“We can’t know things like love and belonging and creativity and joy without vulnerability.” Brene Brown
What is Vulnerability?
Being able to relinquish the need for control, is at the heart of vulnerability. Four separate studies related to effectiveness with people from foreign cultures indicate “tolerance for uncertainty” as the most important component (Fox, 2003). Other qualities that emerged from the studies characterize vulnerability: “high openness”, “low ethnocentrism”, “high acculturation motivation”, “intercultural receptivity”, “low need for upward mobility” and “low security needs” (Fox 2003).
Equine Therapy Book Review:
What used to be a relatively young market of equine therapy, equine experiential learning and self growth through horses, now seems to have no shortage of books centering around the ways in which we can learn through experiences with horses.
Yet the concept of just how is it that horses can teach humans — largely analytical creatures — is challenging to explain especially to a reader with little to no horse experience. Certainly, the process takes some imagination.
However, Julia Felton, whose extensive experience came first through the corporate world, understands the just how obscure equine therapy can sound to those who typically wrap their heads around tangible, measurable concepts.
In her new book, Unbridled Success: How the secret lives of horses can impact your leadership, teamwork and communication skills, Felton begins with a clear analysis of just what experiential learning is, and using tables, charts and bullet points when necessary, outlines the different types of experiential learning, and the ways in which experiential learning happens on a daily basis.
Then, with workman-like precision, Felton takes the reader through the same overview of leadership, explaining both the different types of leadership models and the five practices of exemplary leaders.
The next several chapters explore the meat and bones of equine therapy, and using case studies and examples from her many years of practice operating, Unbridled Success workshops in her native United Kingdom, Felton illuminates in conversational like fashion the concepts of authenticity, body language, connection, intuition, herd dynamics, boundaries, energy, and presence.
After fully familiarizing the reader with the equine therapy model, Felton then challenges us in her last chapter, to be different, and makes a solid argument for game training through equine therapy and equine therapy efficacy in the corporate world.

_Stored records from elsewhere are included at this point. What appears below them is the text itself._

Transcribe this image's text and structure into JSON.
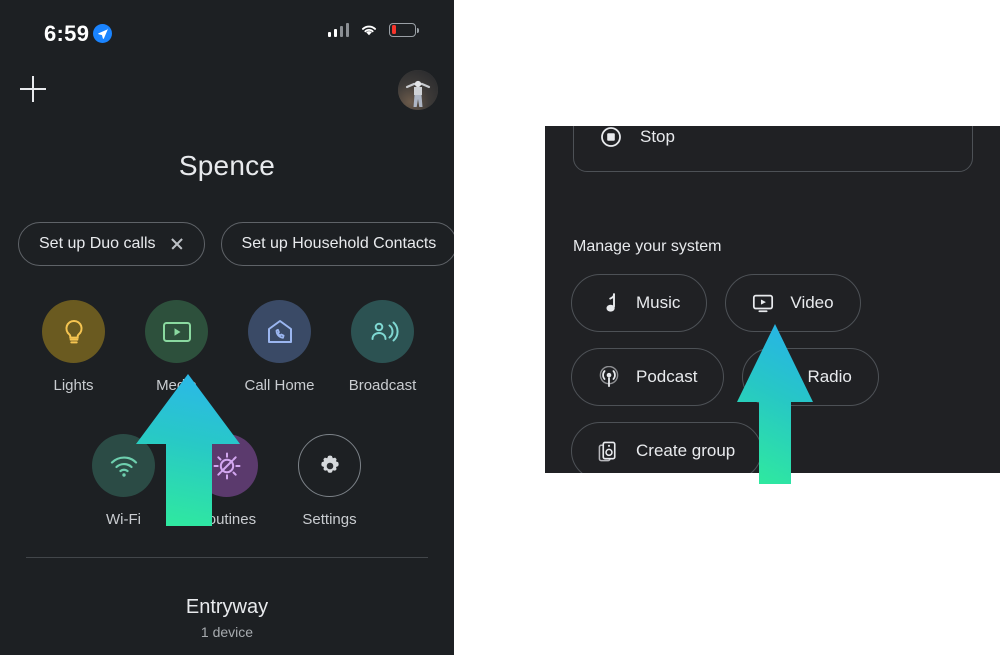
{
  "left_panel": {
    "status_bar": {
      "time": "6:59",
      "location_icon": "location-arrow-icon",
      "signal_icon": "cellular-signal-icon",
      "wifi_icon": "wifi-icon",
      "battery_icon": "battery-low-icon",
      "battery_color": "#f6352b"
    },
    "top_bar": {
      "add_icon": "plus-icon",
      "avatar": "account-avatar"
    },
    "home_title": "Spence",
    "chips": [
      {
        "label": "Set up Duo calls",
        "dismiss_icon": "close-icon",
        "dismissible": true
      },
      {
        "label": "Set up Household Contacts",
        "dismissible": false
      }
    ],
    "actions_row_1": [
      {
        "label": "Lights",
        "icon": "lightbulb-icon",
        "bubble_class": "lights",
        "color": "#f5c451"
      },
      {
        "label": "Media",
        "icon": "media-play-icon",
        "bubble_class": "media",
        "color": "#8ad9a0"
      },
      {
        "label": "Call Home",
        "icon": "home-phone-icon",
        "bubble_class": "callhome",
        "color": "#9bb6f0"
      },
      {
        "label": "Broadcast",
        "icon": "broadcast-icon",
        "bubble_class": "broadcast",
        "color": "#7fd8d2"
      }
    ],
    "actions_row_2": [
      {
        "label": "Wi-Fi",
        "icon": "wifi-icon",
        "bubble_class": "wifi",
        "color": "#6ecfae"
      },
      {
        "label": "Routines",
        "icon": "routines-icon",
        "bubble_class": "routines",
        "color": "#d3a6f0"
      },
      {
        "label": "Settings",
        "icon": "gear-icon",
        "bubble_class": "settings",
        "color": "#d6d9dc"
      }
    ],
    "room": {
      "name": "Entryway",
      "device_count": "1 device"
    }
  },
  "right_panel": {
    "stop_card": {
      "label": "Stop",
      "icon": "stop-circle-icon"
    },
    "section_title": "Manage your system",
    "pills": [
      {
        "label": "Music",
        "icon": "music-note-icon"
      },
      {
        "label": "Video",
        "icon": "video-monitor-icon"
      },
      {
        "label": "Podcast",
        "icon": "podcast-icon"
      },
      {
        "label": "Radio",
        "icon": "radio-icon"
      },
      {
        "label": "Create group",
        "icon": "speaker-group-icon"
      }
    ]
  },
  "annotations": {
    "arrow_left": {
      "name": "pointer-arrow-media",
      "gradient_top": "#2bb8e8",
      "gradient_bottom": "#2fe8a0"
    },
    "arrow_right": {
      "name": "pointer-arrow-video",
      "gradient_top": "#27b4e6",
      "gradient_bottom": "#2fe8a0"
    }
  }
}
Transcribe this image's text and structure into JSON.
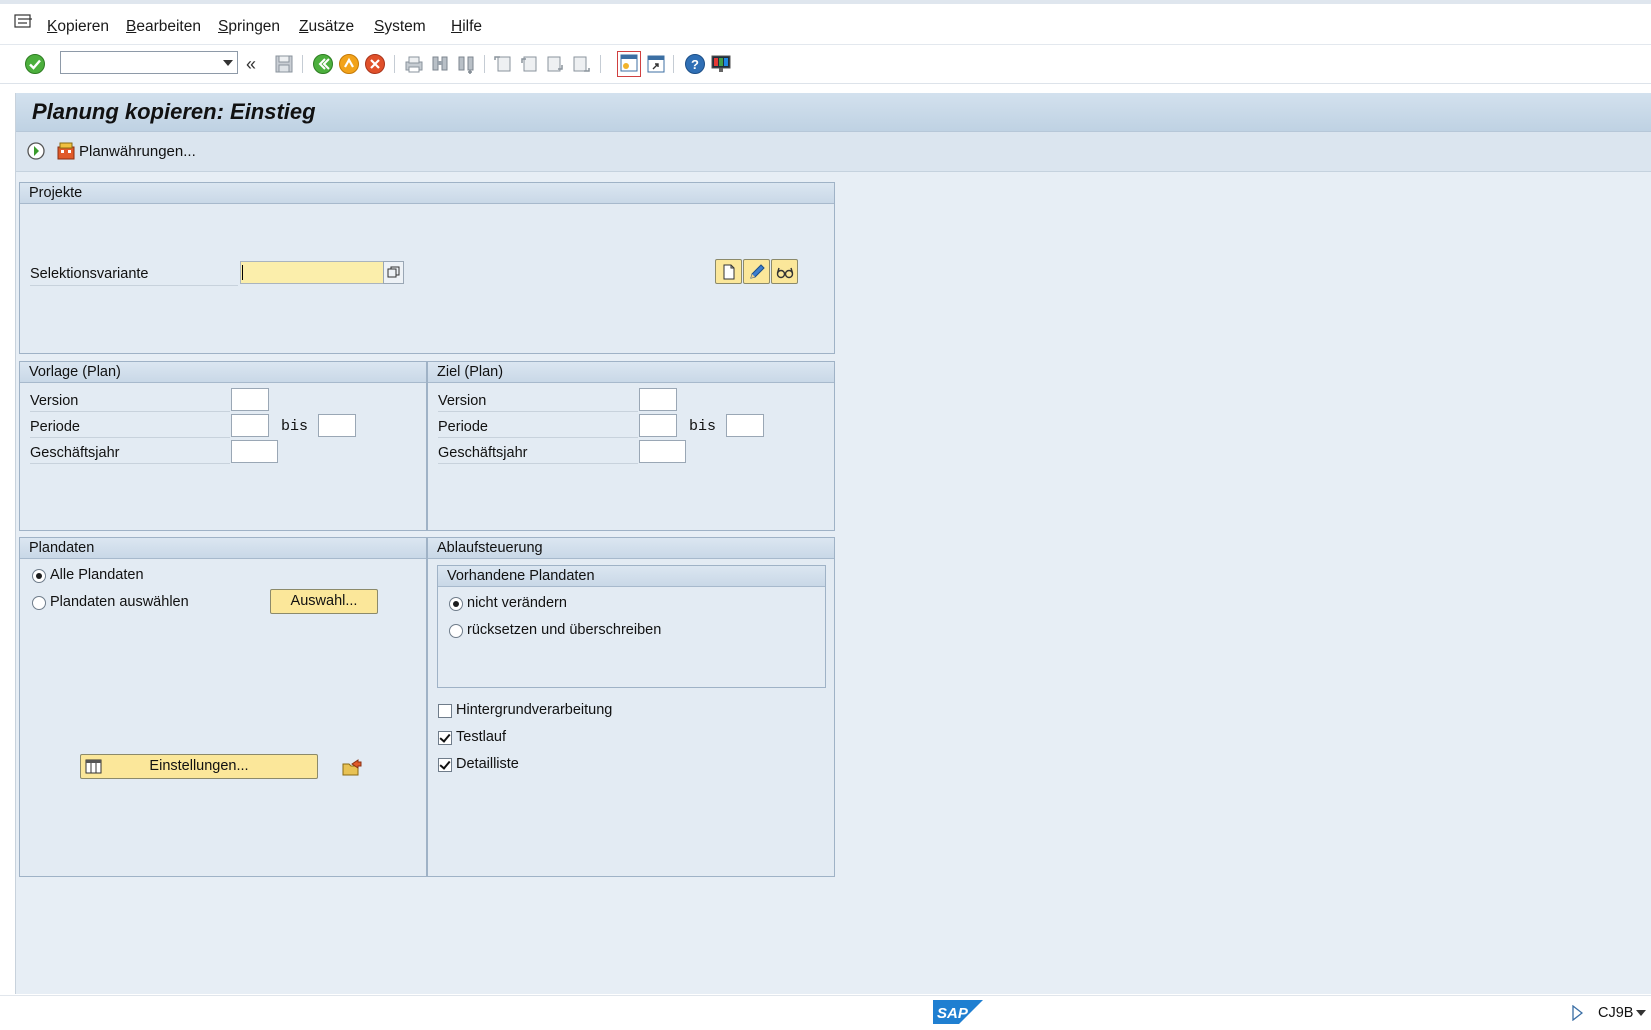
{
  "menubar": {
    "items": [
      {
        "label": "Kopieren",
        "underline": "K",
        "rest": "opieren"
      },
      {
        "label": "Bearbeiten",
        "underline": "B",
        "rest": "earbeiten"
      },
      {
        "label": "Springen",
        "underline": "S",
        "rest": "pringen"
      },
      {
        "label": "Zusätze",
        "underline": "Z",
        "rest": "usätze"
      },
      {
        "label": "System",
        "underline": "S",
        "rest": "ystem"
      },
      {
        "label": "Hilfe",
        "underline": "H",
        "rest": "ilfe"
      }
    ]
  },
  "toolbar": {
    "command_field": "",
    "icons": [
      "enter-icon",
      "save-icon",
      "back-icon",
      "exit-icon",
      "cancel-icon",
      "print-icon",
      "find-icon",
      "find-next-icon",
      "first-page-icon",
      "previous-page-icon",
      "next-page-icon",
      "last-page-icon",
      "new-session-icon",
      "shortcut-icon",
      "help-icon",
      "layout-icon"
    ]
  },
  "screen": {
    "title": "Planung kopieren: Einstieg",
    "app_toolbar": {
      "plan_currencies_label": "Planwährungen..."
    }
  },
  "projekte": {
    "header": "Projekte",
    "selection_variant_label": "Selektionsvariante",
    "selection_variant_value": ""
  },
  "vorlage": {
    "header": "Vorlage (Plan)",
    "version_label": "Version",
    "periode_label": "Periode",
    "bis_label": "bis",
    "geschaeftsjahr_label": "Geschäftsjahr"
  },
  "ziel": {
    "header": "Ziel (Plan)",
    "version_label": "Version",
    "periode_label": "Periode",
    "bis_label": "bis",
    "geschaeftsjahr_label": "Geschäftsjahr"
  },
  "plandaten": {
    "header": "Plandaten",
    "option_all": "Alle Plandaten",
    "option_select": "Plandaten auswählen",
    "selected": "all",
    "auswahl_button": "Auswahl...",
    "einstellungen_button": "Einstellungen..."
  },
  "ablauf": {
    "header": "Ablaufsteuerung",
    "vorhandene_header": "Vorhandene Plandaten",
    "option_keep": "nicht verändern",
    "option_reset": "rücksetzen und überschreiben",
    "selected": "keep",
    "background_label": "Hintergrundverarbeitung",
    "background_checked": false,
    "testlauf_label": "Testlauf",
    "testlauf_checked": true,
    "detailliste_label": "Detailliste",
    "detailliste_checked": true
  },
  "statusbar": {
    "transaction": "CJ9B"
  }
}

While Unbridled Success may challenge the reader to be different, the book itself is set apart from the array of equine therapy books currently available. Both in it’s easy to read style — you feel as if Felton is speaking to you — and its comprehensive review of experiential learning and equine therapy, …
Many people would agree not much can be more fear inducing than sitting atop a 1200 pound animal, with little more than two straps of leather attached to a small bar of metal in the horse’s mouth. No matter how you slice it, the horse clearly has the upper hand. Should he want to bolt, buck, rear, or spin and spill his rider, the horse most likely could quite easily. Combine all that power with the fact that horses are an animal with a very sensitive fear based flight response, and it’s simply amazing to think that they let us ride them at all.
Attachment patterns can have a profound affect on a person’s sense of wellbeing, ability to modulate stress, and certainly relationships. When attachment is secure, an infant will demonstrate a significantly lower level of cortisol, lower heart rate responses, and increased levels of oxytocin around the primary caregiver, which translates to a feeling of trust for this caregiver, and is later generalized to a basic sense of trust in people. A secure attachment pattern in adulthood then supports support seeking behaviors in times of stress or crisis, as well as the maintenance of healthy, stable relationships.
However, attachment patterns are not always secure, and the dysregulation between the mother and child begins in infancy. While the typical therapeutic response to an insecure attachment pattern is play therapy, a recent study investigated the effect of Equine Assisted Activity (EAA) on mother-child dyads which demonstrated dysregulation in attachment.